had been blown out of the train.
At about 10 A.M., the TrainWeb office was just about overrun with staff from the Orange
County Register and railfans from downstairs! We provided as much material as we could
to them about the accident.
Although they were glad to find the wealth of information and photos that we had already
gathered about the incident, there were some problems in the compatibility of media.
Generally we do not take the type of high-resolution or 35mm photos often used in print media
since we target an online audience where file size and download speed are a concern. Also,
our radio coverage of transmissions from the trains only extends about 1/4 mile down the
tracks. We can hear the dispatcher fine because that transmitter is pretty powerful. The
transmitters onboard the train are not as powerful. Though we could extend our range with
a roof antenna, we never felt the need since our only purpose of capturing the radio
transmission was just to accompany the video of the trains through the depot.
Most of the damaged intermodal cars were carrying United Parcel Service (UPS) trailors.
Staff from UPS was on the scene less that 30 minutes after the accident making an assesment
of the damage.
At about 11:30 AM, Ray headed off without me to cover the Amtrak Pacific Surfliner
announcements in Los Angeles Union Station. There are only one or two major stories that
TrainWeb feels obligated to cover each month. Unfortunately, like today, they will sometimes
fall on the same day and we need to be in two places at once! I opted to stay at the office
to continue coverage of this story while Ray went to get photographs and some details from
At 12:40 AM, the Amtrak staff announced that there is no Amtrak service at this time due to
the freight derailment. It does not seem that Amtrak is running any buses to substitute for
the missing train service.
1999-Nov-18 02:15 PM:
The first train came through since this morning at 2:15 PM. It was just two BNSF locomotives
down the middle track. They will probably use these locomotives to pull away the remaining
segment of the intermodal train that is still upright on the track.
1999-Nov-18 02:45 PM:
The first Amtrak announcement was made regarding bus service being substituted for southbound
rail service. The first bus left Fullerton heading south at 2:50 PM.
A radio announcement just indicated that all Metrolink passengers returning home today will
be sent on the San Bernardino line from Los Angeles to San Bernardino, and then will be sent
south west on the Metrolink Inland Empire Line to Orange, Santa Ana, Irvine, San Juan Capistrano,
and Oceanside. This will add more than one hour to their commute. Passengers going from
Los Angeles to stations between Los Angeles and Orange will be taken by bus.
The following was posted with permission from Gene Poon:
The accident seems to sort out as follows:
Westbound BNSF intermodal freight at BASTA, going from triple
track to double track, crossing from center track to North
track (the one on engineer's right). Metrolink train #600,
a counter-current positioning run which accepts passengers,

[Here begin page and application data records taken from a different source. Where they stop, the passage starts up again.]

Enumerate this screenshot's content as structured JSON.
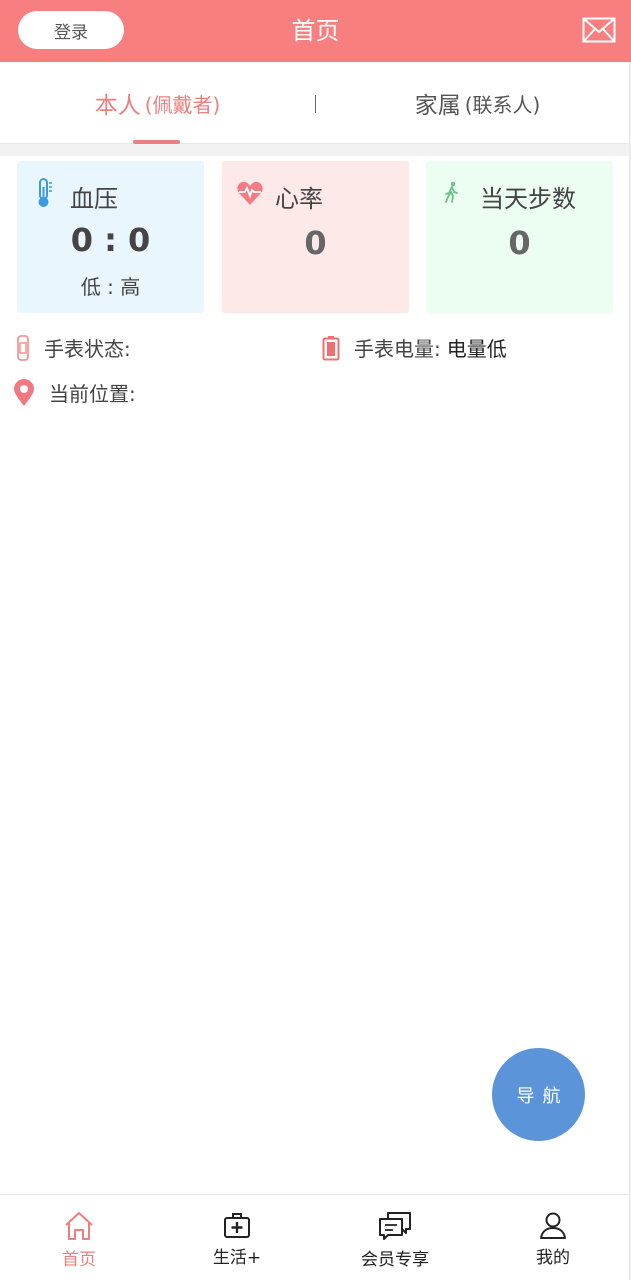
{
  "header": {
    "login_label": "登录",
    "title": "首页",
    "mail_icon": "mail-icon"
  },
  "tabs": {
    "self": {
      "label": "本人",
      "sub": "(佩戴者)"
    },
    "family": {
      "label": "家属",
      "sub": "(联系人)"
    }
  },
  "cards": {
    "blood_pressure": {
      "title": "血压",
      "value": "0 : 0",
      "sub": "低 : 高",
      "icon": "thermometer-icon"
    },
    "heart_rate": {
      "title": "心率",
      "value": "0",
      "icon": "heart-pulse-icon"
    },
    "steps": {
      "title": "当天步数",
      "value": "0",
      "icon": "walking-icon"
    }
  },
  "status": {
    "watch_state_label": "手表状态:",
    "battery_label": "手表电量:",
    "battery_value": "电量低",
    "location_label": "当前位置:"
  },
  "fab": {
    "label": "导航"
  },
  "bottom_nav": [
    {
      "label": "首页",
      "icon": "home-icon"
    },
    {
      "label": "生活+",
      "icon": "medical-kit-icon"
    },
    {
      "label": "会员专享",
      "icon": "chat-icon"
    },
    {
      "label": "我的",
      "icon": "user-icon"
    }
  ],
  "colors": {
    "accent": "#f77f7f",
    "fab": "#5b94d8"
  }
}
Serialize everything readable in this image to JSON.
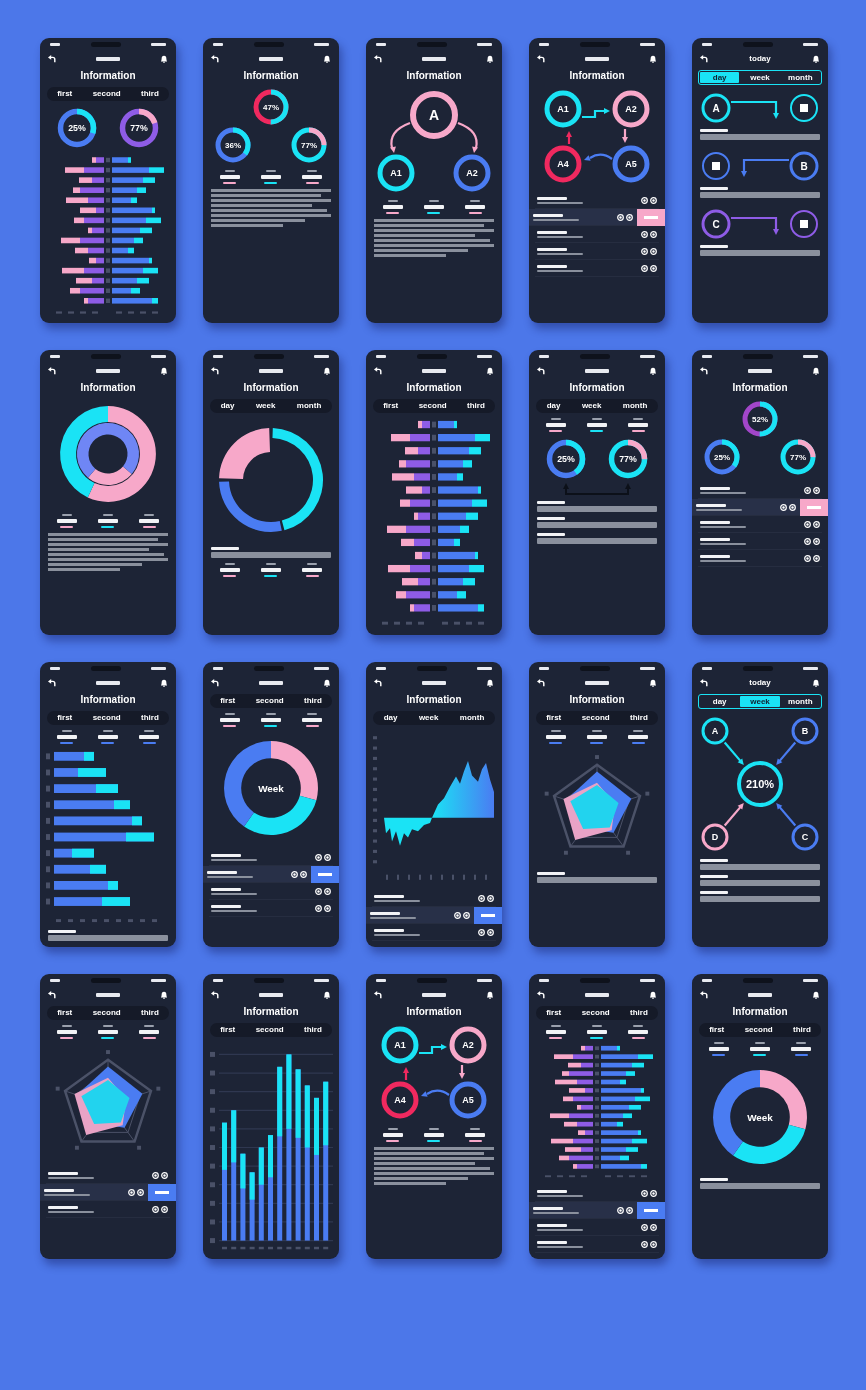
{
  "phones": [
    {
      "blocks": [
        {
          "kind": "heading",
          "text": "Information"
        },
        {
          "kind": "tabs",
          "items": [
            {
              "label": "first",
              "selected": false
            },
            {
              "label": "second",
              "selected": false
            },
            {
              "label": "third",
              "selected": false
            }
          ]
        },
        {
          "kind": "ring-pair",
          "items": [
            {
              "label": "25%",
              "color": "#4a7cf2",
              "arc": {
                "level": 0.3,
                "color": "#1ae3f5"
              }
            },
            {
              "label": "77%",
              "color": "#8e5ce6",
              "arc": {
                "level": 0.2,
                "color": "#f7a8c9"
              }
            }
          ]
        },
        {
          "kind": "butterfly-chart"
        }
      ]
    },
    {
      "blocks": [
        {
          "kind": "heading",
          "text": "Information"
        },
        {
          "kind": "ring-triangle",
          "items": [
            {
              "label": "47%",
              "color": "#f0295f",
              "arc": {
                "level": 0.5,
                "color": "#1ae3f5"
              }
            },
            {
              "label": "36%",
              "color": "#4a7cf2",
              "arc": {
                "level": 0.35,
                "color": "#1ae3f5"
              }
            },
            {
              "label": "77%",
              "color": "#1ae3f5",
              "arc": {
                "level": 0.25,
                "color": "#f7a8c9"
              }
            }
          ]
        },
        {
          "kind": "stats",
          "items": [
            {
              "color": "#f7a8c9"
            },
            {
              "color": "#1ae3f5"
            },
            {
              "color": "#f7a8c9"
            }
          ]
        },
        {
          "kind": "paragraph"
        }
      ]
    },
    {
      "blocks": [
        {
          "kind": "heading",
          "text": "Information"
        },
        {
          "kind": "tree",
          "root": {
            "label": "A",
            "color": "#f7a8c9"
          },
          "children": [
            {
              "label": "A1",
              "color": "#1ae3f5"
            },
            {
              "label": "A2",
              "color": "#4a7cf2"
            }
          ]
        },
        {
          "kind": "stats",
          "items": [
            {
              "color": "#f7a8c9"
            },
            {
              "color": "#1ae3f5"
            },
            {
              "color": "#f7a8c9"
            }
          ]
        },
        {
          "kind": "paragraph"
        }
      ]
    },
    {
      "blocks": [
        {
          "kind": "heading",
          "text": "Information"
        },
        {
          "kind": "cycle",
          "nodes": [
            {
              "label": "A1",
              "color": "#1ae3f5"
            },
            {
              "label": "A2",
              "color": "#f7a8c9"
            },
            {
              "label": "A4",
              "color": "#f0295f"
            },
            {
              "label": "A5",
              "color": "#4a7cf2"
            }
          ]
        },
        {
          "kind": "list",
          "rows": [
            {
              "kind": "plain"
            },
            {
              "kind": "swiped",
              "color": "#f7a8c9"
            },
            {
              "kind": "plain"
            },
            {
              "kind": "plain"
            },
            {
              "kind": "plain"
            }
          ]
        }
      ]
    },
    {
      "title": "today",
      "blocks": [
        {
          "kind": "outline-tabs",
          "items": [
            {
              "label": "day",
              "selected": true
            },
            {
              "label": "week",
              "selected": false
            },
            {
              "label": "month",
              "selected": false
            }
          ]
        },
        {
          "kind": "flow",
          "rows": [
            {
              "kind": "label-left",
              "label": "A",
              "color": "#1ae3f5"
            },
            {
              "kind": "label-right",
              "label": "B",
              "color": "#4a7cf2"
            },
            {
              "kind": "label-left",
              "label": "C",
              "color": "#8e5ce6"
            }
          ]
        }
      ]
    },
    {
      "blocks": [
        {
          "kind": "heading",
          "text": "Information"
        },
        {
          "kind": "double-donut-chart"
        },
        {
          "kind": "stats",
          "items": [
            {
              "color": "#f7a8c9"
            },
            {
              "color": "#1ae3f5"
            },
            {
              "color": "#f7a8c9"
            }
          ]
        },
        {
          "kind": "paragraph"
        }
      ]
    },
    {
      "blocks": [
        {
          "kind": "heading",
          "text": "Information"
        },
        {
          "kind": "tabs",
          "items": [
            {
              "label": "day",
              "selected": false
            },
            {
              "label": "week",
              "selected": false
            },
            {
              "label": "month",
              "selected": false
            }
          ]
        },
        {
          "kind": "ring-chart"
        },
        {
          "kind": "caption"
        },
        {
          "kind": "stats",
          "items": [
            {
              "color": "#f7a8c9"
            },
            {
              "color": "#1ae3f5"
            },
            {
              "color": "#f7a8c9"
            }
          ]
        }
      ]
    },
    {
      "blocks": [
        {
          "kind": "heading",
          "text": "Information"
        },
        {
          "kind": "tabs",
          "items": [
            {
              "label": "first",
              "selected": false
            },
            {
              "label": "second",
              "selected": false
            },
            {
              "label": "third",
              "selected": false
            }
          ]
        },
        {
          "kind": "butterfly-chart"
        }
      ]
    },
    {
      "blocks": [
        {
          "kind": "heading",
          "text": "Information"
        },
        {
          "kind": "tabs",
          "items": [
            {
              "label": "day",
              "selected": false
            },
            {
              "label": "week",
              "selected": false
            },
            {
              "label": "month",
              "selected": false
            }
          ]
        },
        {
          "kind": "stats",
          "items": [
            {
              "color": "#f7a8c9"
            },
            {
              "color": "#1ae3f5"
            },
            {
              "color": "#f7a8c9"
            }
          ]
        },
        {
          "kind": "linked-rings",
          "items": [
            {
              "label": "25%",
              "color": "#4a7cf2",
              "arc": {
                "level": 0.4,
                "color": "#1ae3f5"
              }
            },
            {
              "label": "77%",
              "color": "#1ae3f5",
              "arc": {
                "level": 0.25,
                "color": "#f7a8c9"
              }
            }
          ]
        },
        {
          "kind": "caption"
        },
        {
          "kind": "caption"
        },
        {
          "kind": "caption"
        }
      ]
    },
    {
      "blocks": [
        {
          "kind": "heading",
          "text": "Information"
        },
        {
          "kind": "ring-triangle",
          "items": [
            {
              "label": "52%",
              "color": "#a246c9",
              "arc": {
                "level": 0.5,
                "color": "#1ae3f5"
              }
            },
            {
              "label": "25%",
              "color": "#4a7cf2",
              "arc": {
                "level": 0.35,
                "color": "#1ae3f5"
              }
            },
            {
              "label": "77%",
              "color": "#1ae3f5",
              "arc": {
                "level": 0.25,
                "color": "#f7a8c9"
              }
            }
          ]
        },
        {
          "kind": "list",
          "rows": [
            {
              "kind": "plain"
            },
            {
              "kind": "swiped",
              "color": "#f7a8c9"
            },
            {
              "kind": "plain"
            },
            {
              "kind": "plain"
            },
            {
              "kind": "plain"
            }
          ]
        }
      ]
    },
    {
      "blocks": [
        {
          "kind": "heading",
          "text": "Information"
        },
        {
          "kind": "tabs",
          "items": [
            {
              "label": "first",
              "selected": false
            },
            {
              "label": "second",
              "selected": false
            },
            {
              "label": "third",
              "selected": false
            }
          ]
        },
        {
          "kind": "stats",
          "items": [
            {
              "color": "#4a7cf2"
            },
            {
              "color": "#4a7cf2"
            },
            {
              "color": "#4a7cf2"
            }
          ]
        },
        {
          "kind": "hbar-chart"
        },
        {
          "kind": "caption"
        }
      ]
    },
    {
      "blocks": [
        {
          "kind": "tabs",
          "items": [
            {
              "label": "first",
              "selected": false
            },
            {
              "label": "second",
              "selected": false
            },
            {
              "label": "third",
              "selected": false
            }
          ]
        },
        {
          "kind": "stats",
          "items": [
            {
              "color": "#f7a8c9"
            },
            {
              "color": "#1ae3f5"
            },
            {
              "color": "#f7a8c9"
            }
          ]
        },
        {
          "kind": "donut-chart",
          "label": "Week"
        },
        {
          "kind": "list",
          "rows": [
            {
              "kind": "plain"
            },
            {
              "kind": "swiped",
              "color": "#4a7cf2"
            },
            {
              "kind": "plain"
            },
            {
              "kind": "plain"
            }
          ]
        }
      ]
    },
    {
      "blocks": [
        {
          "kind": "heading",
          "text": "Information"
        },
        {
          "kind": "tabs",
          "items": [
            {
              "label": "day",
              "selected": false
            },
            {
              "label": "week",
              "selected": false
            },
            {
              "label": "month",
              "selected": false
            }
          ]
        },
        {
          "kind": "area-chart"
        },
        {
          "kind": "list",
          "rows": [
            {
              "kind": "plain"
            },
            {
              "kind": "swiped",
              "color": "#4a7cf2"
            },
            {
              "kind": "plain"
            }
          ]
        }
      ]
    },
    {
      "blocks": [
        {
          "kind": "heading",
          "text": "Information"
        },
        {
          "kind": "tabs",
          "items": [
            {
              "label": "first",
              "selected": false
            },
            {
              "label": "second",
              "selected": false
            },
            {
              "label": "third",
              "selected": false
            }
          ]
        },
        {
          "kind": "stats",
          "items": [
            {
              "color": "#4a7cf2"
            },
            {
              "color": "#4a7cf2"
            },
            {
              "color": "#4a7cf2"
            }
          ]
        },
        {
          "kind": "radar-chart"
        },
        {
          "kind": "caption"
        }
      ]
    },
    {
      "title": "today",
      "blocks": [
        {
          "kind": "outline-tabs",
          "items": [
            {
              "label": "day",
              "selected": false
            },
            {
              "label": "week",
              "selected": true
            },
            {
              "label": "month",
              "selected": false
            }
          ]
        },
        {
          "kind": "hub",
          "center": {
            "label": "210%",
            "color": "#1ae3f5"
          },
          "nodes": [
            {
              "label": "A",
              "color": "#1ae3f5"
            },
            {
              "label": "B",
              "color": "#4a7cf2"
            },
            {
              "label": "D",
              "color": "#f7a8c9"
            },
            {
              "label": "C",
              "color": "#4a7cf2"
            }
          ]
        },
        {
          "kind": "caption"
        },
        {
          "kind": "caption"
        },
        {
          "kind": "caption"
        }
      ]
    },
    {
      "blocks": [
        {
          "kind": "tabs",
          "items": [
            {
              "label": "first",
              "selected": false
            },
            {
              "label": "second",
              "selected": false
            },
            {
              "label": "third",
              "selected": false
            }
          ]
        },
        {
          "kind": "stats",
          "items": [
            {
              "color": "#f7a8c9"
            },
            {
              "color": "#1ae3f5"
            },
            {
              "color": "#f7a8c9"
            }
          ]
        },
        {
          "kind": "radar-chart"
        },
        {
          "kind": "list",
          "rows": [
            {
              "kind": "plain"
            },
            {
              "kind": "swiped",
              "color": "#4a7cf2"
            },
            {
              "kind": "plain"
            }
          ]
        }
      ]
    },
    {
      "blocks": [
        {
          "kind": "heading",
          "text": "Information"
        },
        {
          "kind": "tabs",
          "items": [
            {
              "label": "first",
              "selected": false
            },
            {
              "label": "second",
              "selected": false
            },
            {
              "label": "third",
              "selected": false
            }
          ]
        },
        {
          "kind": "vbar-chart"
        }
      ]
    },
    {
      "blocks": [
        {
          "kind": "heading",
          "text": "Information"
        },
        {
          "kind": "cycle",
          "nodes": [
            {
              "label": "A1",
              "color": "#1ae3f5"
            },
            {
              "label": "A2",
              "color": "#f7a8c9"
            },
            {
              "label": "A4",
              "color": "#f0295f"
            },
            {
              "label": "A5",
              "color": "#4a7cf2"
            }
          ]
        },
        {
          "kind": "stats",
          "items": [
            {
              "color": "#f7a8c9"
            },
            {
              "color": "#1ae3f5"
            },
            {
              "color": "#f7a8c9"
            }
          ]
        },
        {
          "kind": "paragraph"
        }
      ]
    },
    {
      "blocks": [
        {
          "kind": "tabs",
          "items": [
            {
              "label": "first",
              "selected": false
            },
            {
              "label": "second",
              "selected": false
            },
            {
              "label": "third",
              "selected": false
            }
          ]
        },
        {
          "kind": "stats",
          "items": [
            {
              "color": "#f7a8c9"
            },
            {
              "color": "#1ae3f5"
            },
            {
              "color": "#f7a8c9"
            }
          ]
        },
        {
          "kind": "butterfly-chart"
        },
        {
          "kind": "list",
          "rows": [
            {
              "kind": "plain"
            },
            {
              "kind": "swiped",
              "color": "#4a7cf2"
            },
            {
              "kind": "plain"
            },
            {
              "kind": "plain"
            }
          ]
        }
      ]
    },
    {
      "blocks": [
        {
          "kind": "heading",
          "text": "Information"
        },
        {
          "kind": "tabs",
          "items": [
            {
              "label": "first",
              "selected": false
            },
            {
              "label": "second",
              "selected": false
            },
            {
              "label": "third",
              "selected": false
            }
          ]
        },
        {
          "kind": "stats",
          "items": [
            {
              "color": "#4a7cf2"
            },
            {
              "color": "#1ae3f5"
            },
            {
              "color": "#4a7cf2"
            }
          ]
        },
        {
          "kind": "donut-chart",
          "label": "Week"
        },
        {
          "kind": "caption"
        }
      ]
    }
  ]
}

coming east (compass southbound from LAX) struck the BNSF about
3/4 of the way back. Metrolink engine 865 derailed, upright;
passenger cars derailed, upright. Estimated 15-19 injuries, minor.
Several BNSF flats derailed and overturned, trailers fell off
and several caught on fire.
BASTA is 50mph, both on straight track and thru the crossovers.
Metrolink had just come off 75mph track about 0.8 miles previous.
1999-Nov-18 03:45 PM:
Amtrak has just made an announcement that all northbound passengers should come to the ticket
window. Usually this is done to find out how many passengers are waiting for the northbound
train. If it is not too many, they will often just transport them by taxi or van to Los Angeles.
Otherwise, they have to arrange for a bus.
1999-Nov-18 04:05 PM:
The first eastbound freight train just went by. This might have been part of the train
that was involved in the derailment.
1999-Nov-19 08:50 AM:
As of this morning, rail service has resumed for Metrolink, Amtrak and BNSF.
More details will be posted to this page as they become available.
Click here to read TrainWeb's comments
on the safety of rail travel
Visit related pages from this and other web sites:
|Click below for pages in the directory of TrainWeb sites:|